        "User logged In: " + $computerSystem.UserName
        "Last Reboot: " + $computerOS.ConvertToDateTime($computerOS.LastBootUpTime)
        ""
        "-------------------------------------------------------"
}

Thursday, 6 April 2017

VBS script to check if a site is up and running






Dim strWebsite

strWebsite = "www.sccmrookie.blogspot.com"

If PingSite( strWebsite ) Then
    WScript.Echo "Web site " & strWebsite & " is up and running!"
Else
    WScript.Echo "Web site " & strWebsite & " is down!!!"
End If


Function PingSite( myWebsite )
' This function checks if a website is running by sending an HTTP request.
' If the website is up, the function returns True, otherwise it returns False.
' Argument: myWebsite [string] in "www.domain.tld" format, without the
' "http://" prefix.

    Dim intStatus, objHTTP

    Set objHTTP = CreateObject( "WinHttp.WinHttpRequest.5.1" )

    objHTTP.Open "GET", "http://" & myWebsite & "/", False
    objHTTP.SetRequestHeader "User-Agent", "Mozilla/4.0 (compatible; MyApp 1.0; Windows NT 5.1)"

    On Error Resume Next

    objHTTP.Send
    intStatus = objHTTP.Status

    On Error Goto 0

    If intStatus = 200 Then
        PingSite = True
    Else
        PingSite = False
    End If

    Set objHTTP = Nothing
End Function

Wednesday, 1 March 2017

How to find duplicate objects in SCCM




Following you have some useful reports to be able to deal with duplicated objects in SCCM:
Duplicate MAC Addresses.
I normally see this in environments where VDI is common.
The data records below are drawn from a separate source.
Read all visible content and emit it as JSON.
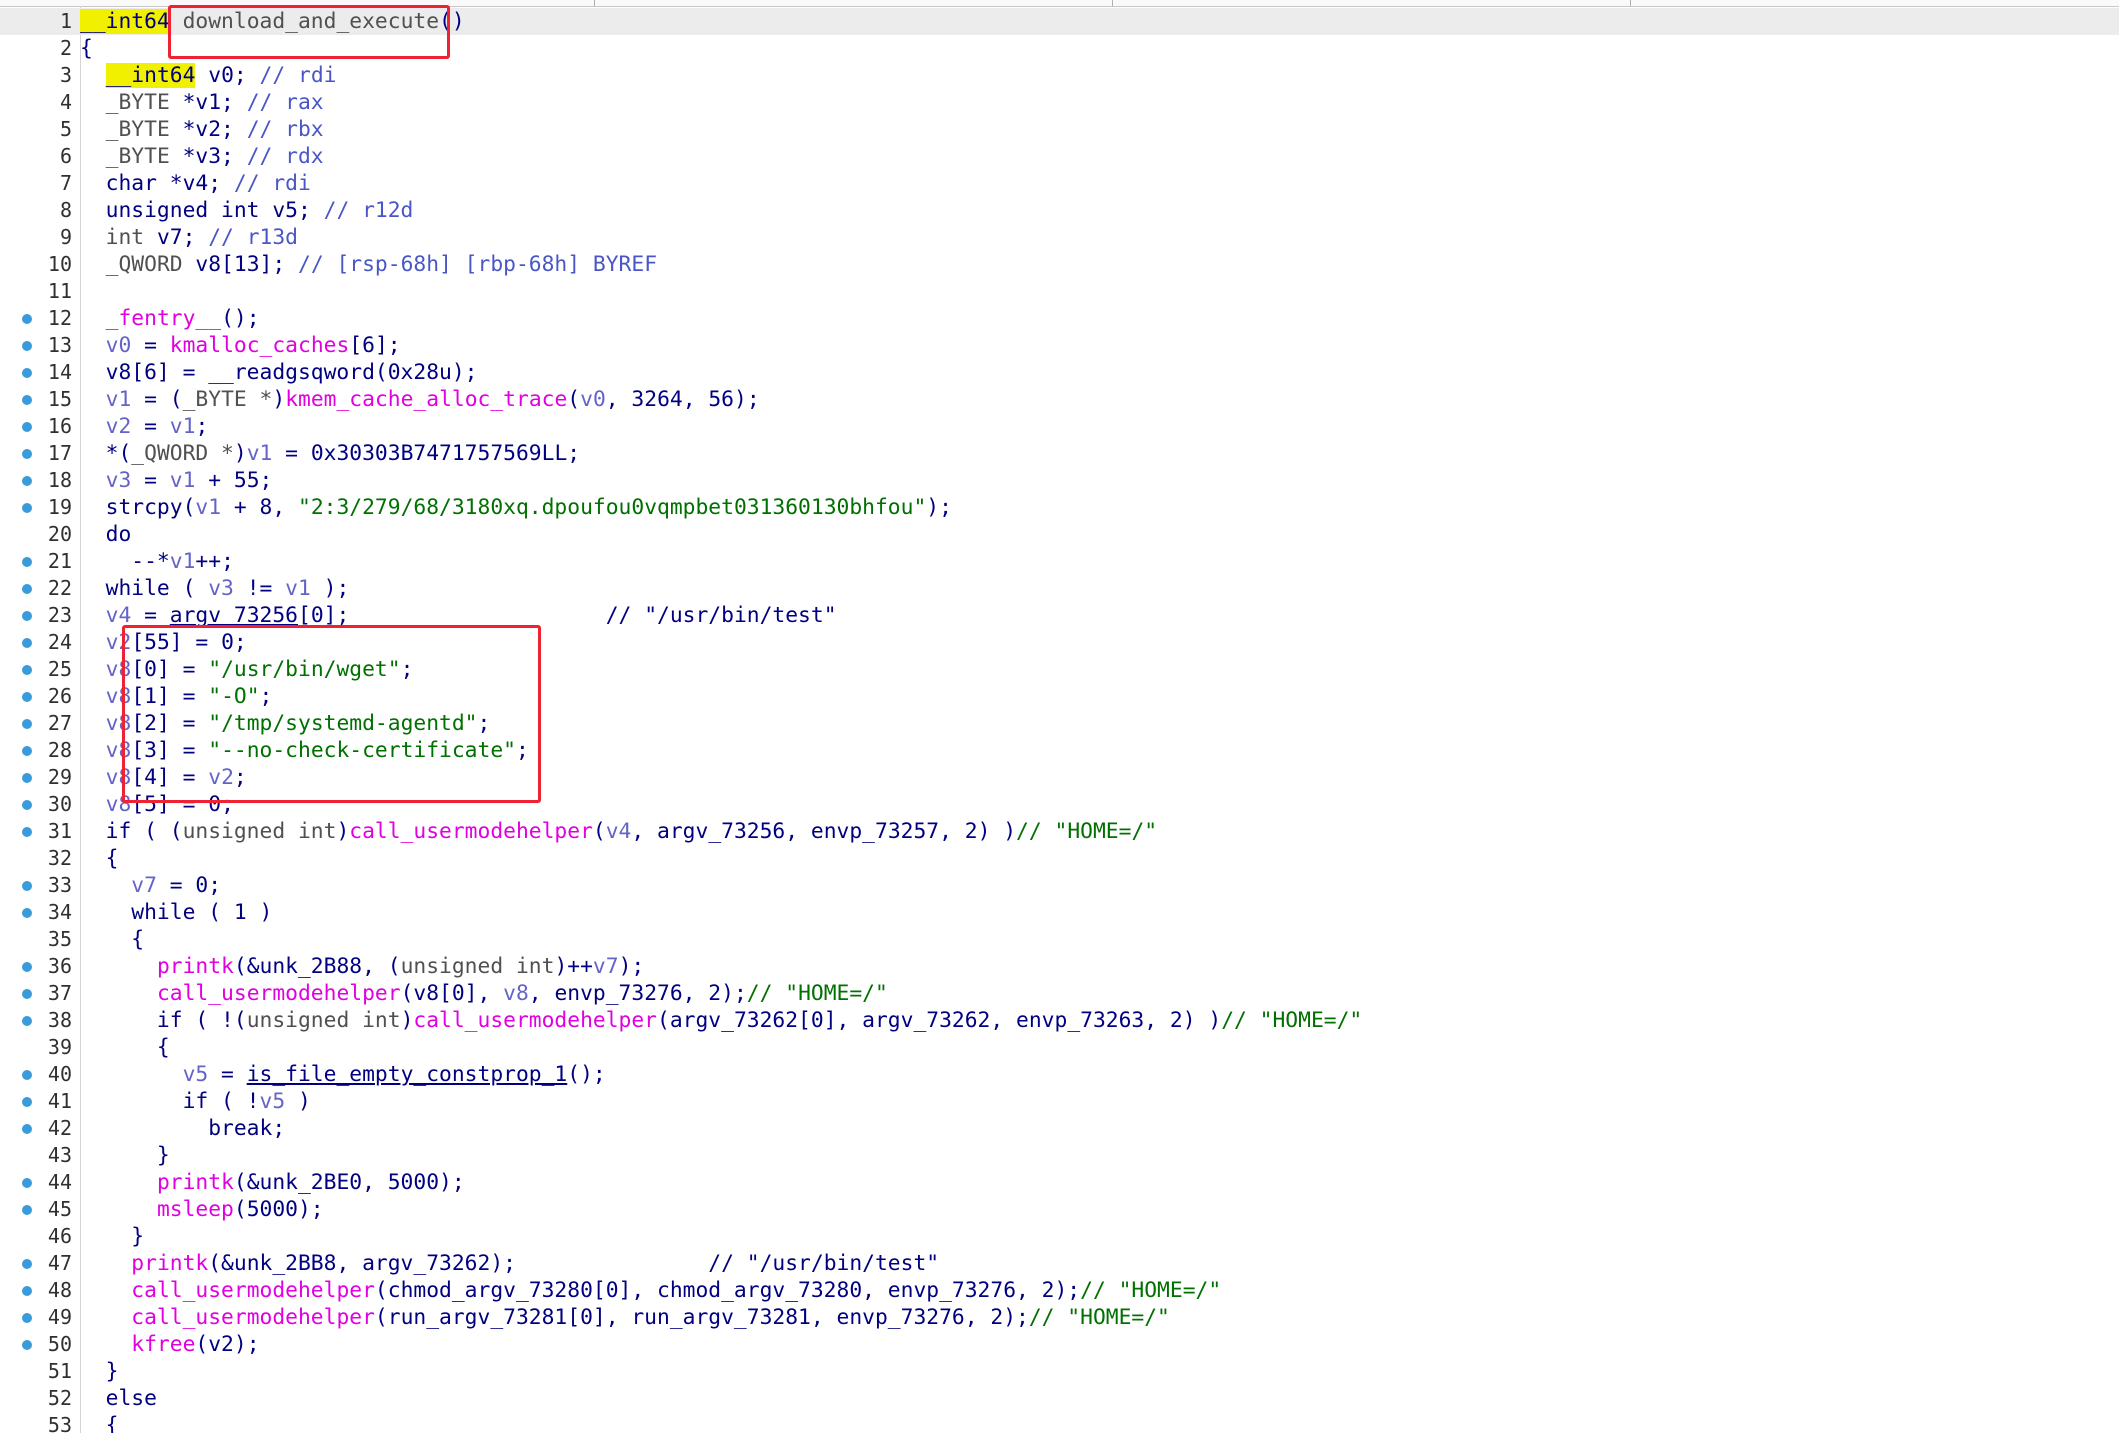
{
  "editor": {
    "lines": [
      {
        "n": "1",
        "dot": false,
        "current": true,
        "tokens": [
          {
            "t": "__int64",
            "c": "h"
          },
          {
            "t": " "
          },
          {
            "t": "download_and_execute",
            "c": "t"
          },
          {
            "t": "()",
            "c": "k"
          }
        ]
      },
      {
        "n": "2",
        "dot": false,
        "tokens": [
          {
            "t": "{"
          }
        ]
      },
      {
        "n": "3",
        "dot": false,
        "tokens": [
          {
            "t": "  "
          },
          {
            "t": "__int64",
            "c": "h"
          },
          {
            "t": " v0; "
          },
          {
            "t": "// rdi",
            "c": "c"
          }
        ]
      },
      {
        "n": "4",
        "dot": false,
        "tokens": [
          {
            "t": "  "
          },
          {
            "t": "_BYTE",
            "c": "t"
          },
          {
            "t": " *v1; "
          },
          {
            "t": "// rax",
            "c": "c"
          }
        ]
      },
      {
        "n": "5",
        "dot": false,
        "tokens": [
          {
            "t": "  "
          },
          {
            "t": "_BYTE",
            "c": "t"
          },
          {
            "t": " *v2; "
          },
          {
            "t": "// rbx",
            "c": "c"
          }
        ]
      },
      {
        "n": "6",
        "dot": false,
        "tokens": [
          {
            "t": "  "
          },
          {
            "t": "_BYTE",
            "c": "t"
          },
          {
            "t": " *v3; "
          },
          {
            "t": "// rdx",
            "c": "c"
          }
        ]
      },
      {
        "n": "7",
        "dot": false,
        "tokens": [
          {
            "t": "  char *v4; "
          },
          {
            "t": "// rdi",
            "c": "c"
          }
        ]
      },
      {
        "n": "8",
        "dot": false,
        "tokens": [
          {
            "t": "  unsigned int v5; "
          },
          {
            "t": "// r12d",
            "c": "c"
          }
        ]
      },
      {
        "n": "9",
        "dot": false,
        "tokens": [
          {
            "t": "  "
          },
          {
            "t": "int",
            "c": "t"
          },
          {
            "t": " v7; "
          },
          {
            "t": "// r13d",
            "c": "c"
          }
        ]
      },
      {
        "n": "10",
        "dot": false,
        "tokens": [
          {
            "t": "  "
          },
          {
            "t": "_QWORD",
            "c": "t"
          },
          {
            "t": " v8[13]; "
          },
          {
            "t": "// [rsp-68h] [rbp-68h] BYREF",
            "c": "c"
          }
        ]
      },
      {
        "n": "11",
        "dot": false,
        "tokens": []
      },
      {
        "n": "12",
        "dot": true,
        "tokens": [
          {
            "t": "  "
          },
          {
            "t": "_fentry__",
            "c": "f"
          },
          {
            "t": "();"
          }
        ]
      },
      {
        "n": "13",
        "dot": true,
        "tokens": [
          {
            "t": "  "
          },
          {
            "t": "v0",
            "c": "v"
          },
          {
            "t": " = "
          },
          {
            "t": "kmalloc_caches",
            "c": "f"
          },
          {
            "t": "[6];"
          }
        ]
      },
      {
        "n": "14",
        "dot": true,
        "tokens": [
          {
            "t": "  v8[6] = __readgsqword(0x28u);"
          }
        ]
      },
      {
        "n": "15",
        "dot": true,
        "tokens": [
          {
            "t": "  "
          },
          {
            "t": "v1",
            "c": "v"
          },
          {
            "t": " = ("
          },
          {
            "t": "_BYTE *",
            "c": "t"
          },
          {
            "t": ")"
          },
          {
            "t": "kmem_cache_alloc_trace",
            "c": "f"
          },
          {
            "t": "("
          },
          {
            "t": "v0",
            "c": "v"
          },
          {
            "t": ", 3264, 56);"
          }
        ]
      },
      {
        "n": "16",
        "dot": true,
        "tokens": [
          {
            "t": "  "
          },
          {
            "t": "v2",
            "c": "v"
          },
          {
            "t": " = "
          },
          {
            "t": "v1",
            "c": "v"
          },
          {
            "t": ";"
          }
        ]
      },
      {
        "n": "17",
        "dot": true,
        "tokens": [
          {
            "t": "  *("
          },
          {
            "t": "_QWORD *",
            "c": "t"
          },
          {
            "t": ")"
          },
          {
            "t": "v1",
            "c": "v"
          },
          {
            "t": " = 0x30303B7471757569LL;"
          }
        ]
      },
      {
        "n": "18",
        "dot": true,
        "tokens": [
          {
            "t": "  "
          },
          {
            "t": "v3",
            "c": "v"
          },
          {
            "t": " = "
          },
          {
            "t": "v1",
            "c": "v"
          },
          {
            "t": " + 55;"
          }
        ]
      },
      {
        "n": "19",
        "dot": true,
        "tokens": [
          {
            "t": "  strcpy("
          },
          {
            "t": "v1",
            "c": "v"
          },
          {
            "t": " + 8, "
          },
          {
            "t": "\"2:3/279/68/3180xq.dpoufou0vqmpbet031360130bhfou\"",
            "c": "s"
          },
          {
            "t": ");"
          }
        ]
      },
      {
        "n": "20",
        "dot": false,
        "tokens": [
          {
            "t": "  do"
          }
        ]
      },
      {
        "n": "21",
        "dot": true,
        "tokens": [
          {
            "t": "    --*"
          },
          {
            "t": "v1",
            "c": "v"
          },
          {
            "t": "++;"
          }
        ]
      },
      {
        "n": "22",
        "dot": true,
        "tokens": [
          {
            "t": "  while ( "
          },
          {
            "t": "v3",
            "c": "v"
          },
          {
            "t": " != "
          },
          {
            "t": "v1",
            "c": "v"
          },
          {
            "t": " );"
          }
        ]
      },
      {
        "n": "23",
        "dot": true,
        "tokens": [
          {
            "t": "  "
          },
          {
            "t": "v4",
            "c": "v"
          },
          {
            "t": " = "
          },
          {
            "t": "argv_73256",
            "c": "ul"
          },
          {
            "t": "[0];                    "
          },
          {
            "t": "// \"/usr/bin/test\"",
            "c": "k"
          }
        ]
      },
      {
        "n": "24",
        "dot": true,
        "tokens": [
          {
            "t": "  "
          },
          {
            "t": "v2",
            "c": "v"
          },
          {
            "t": "[55] = 0;"
          }
        ]
      },
      {
        "n": "25",
        "dot": true,
        "tokens": [
          {
            "t": "  "
          },
          {
            "t": "v8",
            "c": "v"
          },
          {
            "t": "[0] = "
          },
          {
            "t": "\"/usr/bin/wget\"",
            "c": "s"
          },
          {
            "t": ";"
          }
        ]
      },
      {
        "n": "26",
        "dot": true,
        "tokens": [
          {
            "t": "  "
          },
          {
            "t": "v8",
            "c": "v"
          },
          {
            "t": "[1] = "
          },
          {
            "t": "\"-O\"",
            "c": "s"
          },
          {
            "t": ";"
          }
        ]
      },
      {
        "n": "27",
        "dot": true,
        "tokens": [
          {
            "t": "  "
          },
          {
            "t": "v8",
            "c": "v"
          },
          {
            "t": "[2] = "
          },
          {
            "t": "\"/tmp/systemd-agentd\"",
            "c": "s"
          },
          {
            "t": ";"
          }
        ]
      },
      {
        "n": "28",
        "dot": true,
        "tokens": [
          {
            "t": "  "
          },
          {
            "t": "v8",
            "c": "v"
          },
          {
            "t": "[3] = "
          },
          {
            "t": "\"--no-check-certificate\"",
            "c": "s"
          },
          {
            "t": ";"
          }
        ]
      },
      {
        "n": "29",
        "dot": true,
        "tokens": [
          {
            "t": "  "
          },
          {
            "t": "v8",
            "c": "v"
          },
          {
            "t": "[4] = "
          },
          {
            "t": "v2",
            "c": "v"
          },
          {
            "t": ";"
          }
        ]
      },
      {
        "n": "30",
        "dot": true,
        "tokens": [
          {
            "t": "  "
          },
          {
            "t": "v8",
            "c": "v"
          },
          {
            "t": "[5] = 0;"
          }
        ]
      },
      {
        "n": "31",
        "dot": true,
        "tokens": [
          {
            "t": "  if ( ("
          },
          {
            "t": "unsigned int",
            "c": "t"
          },
          {
            "t": ")"
          },
          {
            "t": "call_usermodehelper",
            "c": "f"
          },
          {
            "t": "("
          },
          {
            "t": "v4",
            "c": "v"
          },
          {
            "t": ", argv_73256, envp_73257, 2) )"
          },
          {
            "t": "// \"HOME=/\"",
            "c": "s"
          }
        ]
      },
      {
        "n": "32",
        "dot": false,
        "tokens": [
          {
            "t": "  {"
          }
        ]
      },
      {
        "n": "33",
        "dot": true,
        "tokens": [
          {
            "t": "    "
          },
          {
            "t": "v7",
            "c": "v"
          },
          {
            "t": " = 0;"
          }
        ]
      },
      {
        "n": "34",
        "dot": true,
        "tokens": [
          {
            "t": "    while ( 1 )"
          }
        ]
      },
      {
        "n": "35",
        "dot": false,
        "tokens": [
          {
            "t": "    {"
          }
        ]
      },
      {
        "n": "36",
        "dot": true,
        "tokens": [
          {
            "t": "      "
          },
          {
            "t": "printk",
            "c": "f"
          },
          {
            "t": "(&unk_2B88, ("
          },
          {
            "t": "unsigned int",
            "c": "t"
          },
          {
            "t": ")++"
          },
          {
            "t": "v7",
            "c": "v"
          },
          {
            "t": ");"
          }
        ]
      },
      {
        "n": "37",
        "dot": true,
        "tokens": [
          {
            "t": "      "
          },
          {
            "t": "call_usermodehelper",
            "c": "f"
          },
          {
            "t": "(v8[0], "
          },
          {
            "t": "v8",
            "c": "v"
          },
          {
            "t": ", envp_73276, 2);"
          },
          {
            "t": "// \"HOME=/\"",
            "c": "s"
          }
        ]
      },
      {
        "n": "38",
        "dot": true,
        "tokens": [
          {
            "t": "      if ( !("
          },
          {
            "t": "unsigned int",
            "c": "t"
          },
          {
            "t": ")"
          },
          {
            "t": "call_usermodehelper",
            "c": "f"
          },
          {
            "t": "(argv_73262[0], argv_73262, envp_73263, 2) )"
          },
          {
            "t": "// \"HOME=/\"",
            "c": "s"
          }
        ]
      },
      {
        "n": "39",
        "dot": false,
        "tokens": [
          {
            "t": "      {"
          }
        ]
      },
      {
        "n": "40",
        "dot": true,
        "tokens": [
          {
            "t": "        "
          },
          {
            "t": "v5",
            "c": "v"
          },
          {
            "t": " = "
          },
          {
            "t": "is_file_empty_constprop_1",
            "c": "ul"
          },
          {
            "t": "();"
          }
        ]
      },
      {
        "n": "41",
        "dot": true,
        "tokens": [
          {
            "t": "        if ( !"
          },
          {
            "t": "v5",
            "c": "v"
          },
          {
            "t": " )"
          }
        ]
      },
      {
        "n": "42",
        "dot": true,
        "tokens": [
          {
            "t": "          break;"
          }
        ]
      },
      {
        "n": "43",
        "dot": false,
        "tokens": [
          {
            "t": "      }"
          }
        ]
      },
      {
        "n": "44",
        "dot": true,
        "tokens": [
          {
            "t": "      "
          },
          {
            "t": "printk",
            "c": "f"
          },
          {
            "t": "(&unk_2BE0, 5000);"
          }
        ]
      },
      {
        "n": "45",
        "dot": true,
        "tokens": [
          {
            "t": "      "
          },
          {
            "t": "msleep",
            "c": "f"
          },
          {
            "t": "(5000);"
          }
        ]
      },
      {
        "n": "46",
        "dot": false,
        "tokens": [
          {
            "t": "    }"
          }
        ]
      },
      {
        "n": "47",
        "dot": true,
        "tokens": [
          {
            "t": "    "
          },
          {
            "t": "printk",
            "c": "f"
          },
          {
            "t": "(&unk_2BB8, argv_73262);               "
          },
          {
            "t": "// \"/usr/bin/test\"",
            "c": "k"
          }
        ]
      },
      {
        "n": "48",
        "dot": true,
        "tokens": [
          {
            "t": "    "
          },
          {
            "t": "call_usermodehelper",
            "c": "f"
          },
          {
            "t": "(chmod_argv_73280[0], chmod_argv_73280, envp_73276, 2);"
          },
          {
            "t": "// \"HOME=/\"",
            "c": "s"
          }
        ]
      },
      {
        "n": "49",
        "dot": true,
        "tokens": [
          {
            "t": "    "
          },
          {
            "t": "call_usermodehelper",
            "c": "f"
          },
          {
            "t": "(run_argv_73281[0], run_argv_73281, envp_73276, 2);"
          },
          {
            "t": "// \"HOME=/\"",
            "c": "s"
          }
        ]
      },
      {
        "n": "50",
        "dot": true,
        "tokens": [
          {
            "t": "    "
          },
          {
            "t": "kfree",
            "c": "f"
          },
          {
            "t": "(v2);"
          }
        ]
      },
      {
        "n": "51",
        "dot": false,
        "tokens": [
          {
            "t": "  }"
          }
        ]
      },
      {
        "n": "52",
        "dot": false,
        "tokens": [
          {
            "t": "  else"
          }
        ]
      },
      {
        "n": "53",
        "dot": false,
        "tokens": [
          {
            "t": "  {"
          }
        ]
      }
    ]
  },
  "colors": {
    "keyword": "#000080",
    "function": "#e000e0",
    "variable": "#6464c8",
    "comment": "#4a56c8",
    "string": "#007000",
    "type": "#505050",
    "highlight": "#f0f000",
    "breakpoint_dot": "#3b9bd9",
    "annotation_box": "#ee2233"
  },
  "icons": {
    "line_marker": "breakpoint-dot-icon"
  }
}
Generally, a VDI admin has duplicated machines without giving each a unique MAC address. This is bad and should be avoided. If you’re VDI admin has created a bunch of computers with the same MAC, we need to delete them from SCCM. To find these objects, run the following TSQL query:

SELECT 
dbo.v_RA_System_MACAddresses.MAC_Addresses0,
Count(dbo.v_R_System.Name0) AS SystemCount 
FROM dbo.v_R_System RIGHT OUTER JOIN dbo.v_RA_System_MACAddresses 
ON dbo.v_R_System.ResourceID = dbo.v_RA_System_MACAddresses.ResourceID 
GROUP BY dbo.v_RA_System_MACAddresses.MAC_Addresses0 ORDER BY SystemCount DESC
Duplicate Computer Names.
These are the most common duplicate objects. Most likely this occurs due to OSD or conflicting discovery cycles. We basically end up with two computer objects, with the same name/hardware/MAC but different SMSBIOSGUID. It causes much confusion for ConfigMgr because it often doesn’t know how to process the inventory for the phantom object. To find these objects, create an SCCM Query (or query based collection) with the following Query Statement:

select R.ResourceID,
R.ResourceType,
R.Name,R.SMSUniqueIdentifier,
R.ResourceDomainORWorkgroup,R.Client from SMS_R_System as r 
full join SMS_R_System as s1 on s1.ResourceId = r.ResourceId 
full join SMS_R_System as s2 on s2.Name = s1.Name 
where s1.Name = s2.Name and s1.ResourceId != s2.ResourceId

Duplicate HardwareID’s
One other way to look for dupes is to use the HardwareID. Use the following TSQL to find the objects with duplicate HardwareIDs:

SELECT Name0, Hardware_ID0, Count(Hardware_ID0) AS SystemCount
FROM dbo.v_R_System
GROUP BY Hardware_ID0, Name0
ORDER BY SystemCount DESC


Monday, 6 February 2017

Query for Workstations with low disk space (less than 5GB)








select
  SMS_R_SYSTEM.ResourceID,
SMS_R_SYSTEM.ResourceType,
SMS_R_SYSTEM.Name,
SMS_R_SYSTEM.SMSUniqueIdentifier,
SMS_R_SYSTEM.ResourceDomainORWorkgroup,
SMS_R_SYSTEM.Client ,
SMS_G_System_LOGICAL_DISK.FreeSpace,
SMS_G_System_LOGICAL_DISK.Size
from 
SMS_R_System 
inner join SMS_G_System_LOGICAL_DISK on SMS_G_System_LOGICAL_DISK.ResourceID = SMS_R_System.ResourceId

where
SMS_G_System_LOGICAL_DISK.FreeSpace < 5000